Disposable face masks are fashioned with polymeric material such as polypropylene, polyurethane, polyacrylonitrile, polystyrene, polycarbonate, polyethylene, or polyester. Disposable gloves are made of latex, vinyl, or nitrile.

300 million tons of plastics produced every year, and when disposed of improperly, 8 million tons of that finds its way to the ocean. According to The Ocean Cleanup, the Great Pacific Garbage patch, an island made of floating plastics, located between California and Hawaii, is about 1.6 million square kilometers and is the largest of five. 

Matt Miller, a PhD student in Earth and Ocean Sciences at UVic and an executive for UVic Surfrider says that due to pandemic restrictions the club has been unable to meet for beach clean-ups.

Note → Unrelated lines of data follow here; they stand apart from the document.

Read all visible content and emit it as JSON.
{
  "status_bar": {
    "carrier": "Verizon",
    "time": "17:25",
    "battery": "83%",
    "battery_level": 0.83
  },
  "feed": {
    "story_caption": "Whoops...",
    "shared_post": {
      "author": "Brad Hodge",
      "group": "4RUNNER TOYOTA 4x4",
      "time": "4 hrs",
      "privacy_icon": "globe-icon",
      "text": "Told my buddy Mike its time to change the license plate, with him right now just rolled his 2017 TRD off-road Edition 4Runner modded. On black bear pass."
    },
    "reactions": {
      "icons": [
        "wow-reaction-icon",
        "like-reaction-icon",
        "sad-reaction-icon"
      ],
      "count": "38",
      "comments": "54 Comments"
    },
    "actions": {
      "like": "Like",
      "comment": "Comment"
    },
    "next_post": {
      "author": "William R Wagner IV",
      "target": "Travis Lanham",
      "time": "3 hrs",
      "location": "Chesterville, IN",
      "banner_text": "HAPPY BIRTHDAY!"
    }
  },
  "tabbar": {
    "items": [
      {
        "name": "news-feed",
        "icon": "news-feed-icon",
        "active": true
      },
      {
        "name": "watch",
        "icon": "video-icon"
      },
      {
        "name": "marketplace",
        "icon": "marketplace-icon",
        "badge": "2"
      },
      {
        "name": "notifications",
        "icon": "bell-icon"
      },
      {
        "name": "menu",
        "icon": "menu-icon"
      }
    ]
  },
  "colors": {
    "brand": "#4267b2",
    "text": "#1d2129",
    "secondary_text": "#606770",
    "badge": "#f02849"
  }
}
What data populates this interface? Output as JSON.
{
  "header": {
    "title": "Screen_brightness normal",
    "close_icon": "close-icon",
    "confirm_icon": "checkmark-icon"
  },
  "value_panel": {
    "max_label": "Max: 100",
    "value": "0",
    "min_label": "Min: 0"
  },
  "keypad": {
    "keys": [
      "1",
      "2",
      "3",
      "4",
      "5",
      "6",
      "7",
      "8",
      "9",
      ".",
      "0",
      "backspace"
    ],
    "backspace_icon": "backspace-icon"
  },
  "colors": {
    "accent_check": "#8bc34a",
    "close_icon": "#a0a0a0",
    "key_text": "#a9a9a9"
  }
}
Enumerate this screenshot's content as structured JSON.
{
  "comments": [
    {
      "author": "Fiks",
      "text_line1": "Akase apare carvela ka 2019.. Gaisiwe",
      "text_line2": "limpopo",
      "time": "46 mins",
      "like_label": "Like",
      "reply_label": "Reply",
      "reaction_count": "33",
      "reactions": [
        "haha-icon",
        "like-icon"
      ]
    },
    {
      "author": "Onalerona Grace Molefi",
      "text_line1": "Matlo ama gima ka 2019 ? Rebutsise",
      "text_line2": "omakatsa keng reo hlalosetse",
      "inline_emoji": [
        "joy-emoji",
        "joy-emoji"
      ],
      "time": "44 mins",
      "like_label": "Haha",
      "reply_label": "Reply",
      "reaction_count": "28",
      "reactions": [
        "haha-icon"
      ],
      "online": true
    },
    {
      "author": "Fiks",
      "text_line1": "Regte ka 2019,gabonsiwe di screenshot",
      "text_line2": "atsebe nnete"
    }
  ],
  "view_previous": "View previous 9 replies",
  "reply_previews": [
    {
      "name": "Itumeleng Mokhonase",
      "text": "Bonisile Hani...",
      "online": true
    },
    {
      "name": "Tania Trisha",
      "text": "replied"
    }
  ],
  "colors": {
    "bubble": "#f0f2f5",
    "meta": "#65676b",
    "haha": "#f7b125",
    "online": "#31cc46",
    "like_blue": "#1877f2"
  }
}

“I’ve definitely observed PPE pollution, so masks and gloves particularly littered in the environment,” Miller said. “I started observing it in my neighborhood just on walks, right in the beginning of the pandemic.”

Miller notes that people are less likely to pick up litter because of health concerns.

In a recent study conducted in Toronto, personal protective equipment (PPE), including face masks, disposable gloves, and sanitary wipes, were monitored in grocery store parking lots, residential areas, and recreational trails. From the 1306 recorded PPE items found in the study, gloves accounted for 44 per cent, masks made up 31 per cent, and 25 per cent were wipes.


Reusable masks made of fabric can help prevent transmission of COVID-19 while also preventing waste from reaching the ocean. 

Setting yourself up in advance with a variety of reusable masks and keeping them in a variety of locations (ie. jacket pocket, school bag, hanging at the door) may help managing and remembering masks. It is also important to wash your masks. The World Health Organization (WHO) recommends a daily wash at 60 degrees. 

Although medical masks are generally more effective, wearing a mask that covers your nose and mouth in combination with maintaining a two-metre distance and washing your hands is an effective way to prevent the spread of COVID-19. According to the WHO, medical masks should be used for the healthcare professionals, people with symptoms, people who are caring for an individual with COVID-19, those who are aged 60 and up, and those with health concerns. WHO also notes that reusable masks can be used by the general public in public spaces, work places, and on transportation while maintaining a physical distance.


Alongside single-use masks, gloves have been frequenting the litter collection much more since the beginning of the pandemic. 

The Center for Disease Control and Prevention notes that even when running errands the best way to combat prevention of COVID-19 is to wash and sanitize your hands. Gloves may still spread the virus.

Washing and sanitizing hands, keeping a 2 metre distance, and wearing a mask can help prevent the spread of the virus. 

Take Out Meals

Another growing concern is the increase of take-out meals during the pandemic. Requesting decreased plastic in your order is one way to combat increased usage of single-use plastics. Miller suggests requesting no cutlery, or even eating at home more often. 

As we move through the pandemic, and learn more about the virus, it is important that we keep ourselves and our environment safe. As plastics remain in the environment for thousands of years, finding alternative ways to reduce plastic consumption and properly dispose of PPE during the pandemic is critical.